Vaccine preventable disease is an important component of wellness. The CDC has immunization schedules at  It is important to note that children with developmental disabilities or neurological disorders are at high risk for flu complications (see

Dental Care
Oral health is essential for overall health.  Cavities can cause bacteria to spread to the bloodstream with serious complications.  Children with special needs may have difficulty with dental care due to poor motor skills or medications which affect their teeth.  Bright Futures has a Pocket Guide at  The AAP also has information for families at  or Spanish  Tips for families of children with special needs can be found from Autism Speaks at and also from the Vanderbilt Kennedy Center at  For families without insurance, Donated Dental Services has free dental care at and Smile for a Lifetime has free orthodontics at
Early detection of hearing loss results in better outcomes.  The CDC has information for families at  There is an Early Hearing Detection and Intervention Program in each state found at  The U.S. Department of Education has a guide “Opening Doors: Technology and Communication Options for Children with Hearing Loss” at or Spanish

Vision Care
There is Commission for the Blind or Visually Impaired in each state, usually found under the Department of Human Services.  There are also resources for families who do not have insurance such as New Eyes for the Needy at, One Sight (English/Spanish) at

Mental Health  
The National Alliance on Mental Illness has a Child & Adolescent Action Center at  They also have workshops and support for parents of children with challenging behaviors at .  The U.S. Department of Health also has the “Family Guide to Systems of Care for Children with Mental Health Needs (English & Spanish) at
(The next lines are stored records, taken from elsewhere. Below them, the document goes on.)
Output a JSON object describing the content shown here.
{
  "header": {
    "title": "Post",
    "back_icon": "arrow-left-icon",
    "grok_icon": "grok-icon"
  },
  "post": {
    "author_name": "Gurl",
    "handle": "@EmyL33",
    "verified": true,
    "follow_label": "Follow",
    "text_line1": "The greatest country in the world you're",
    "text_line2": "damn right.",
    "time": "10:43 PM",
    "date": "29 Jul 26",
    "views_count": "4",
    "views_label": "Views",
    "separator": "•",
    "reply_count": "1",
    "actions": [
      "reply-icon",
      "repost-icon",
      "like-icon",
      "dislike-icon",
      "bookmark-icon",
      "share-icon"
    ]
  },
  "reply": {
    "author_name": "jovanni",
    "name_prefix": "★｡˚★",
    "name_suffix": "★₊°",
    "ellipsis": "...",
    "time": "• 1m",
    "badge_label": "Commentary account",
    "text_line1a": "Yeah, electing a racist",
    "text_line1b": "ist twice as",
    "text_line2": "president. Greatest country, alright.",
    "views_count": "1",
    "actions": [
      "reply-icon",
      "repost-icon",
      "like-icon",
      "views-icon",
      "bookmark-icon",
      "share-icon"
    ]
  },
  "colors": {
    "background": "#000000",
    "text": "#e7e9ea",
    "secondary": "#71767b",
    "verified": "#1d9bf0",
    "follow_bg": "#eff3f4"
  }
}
General Wellness 
General Information can be found in Family Matters:  Promoting Health & Wellness for Children with Special Health Care Needs Family Booklet at or Spanish  The CDC also has “People with Disabilities: Living Healthy” at  Lastly, there is a Bright Futures Activity Book for children (English/Spanish) at 
Families of children with special needs want the best care for their children, and this includes prevention and wellness.    The next blog will focus on physical activity and nutrition for children with special needs.
Additional Resources
Family Voices-Impact Project (Bright Futures for Families)-wellness/special needs
Maternal/Child Health Knowledge Paths (various topics)-family resources

Remain Hopeful, 



Lauren Agoratus is a parent/advocate who works for the Statewide Parent Advocacy Network and serves as the NJ Coordinator for Family Voices (, a national network that works to “keep families at the center of children’s healthcare” at or FB  She also serves as NJ representative supporting caregivers across the lifespan for the Caregiver Action Network (formerly National Family Caregivers Association) in a volunteer capacity at or FB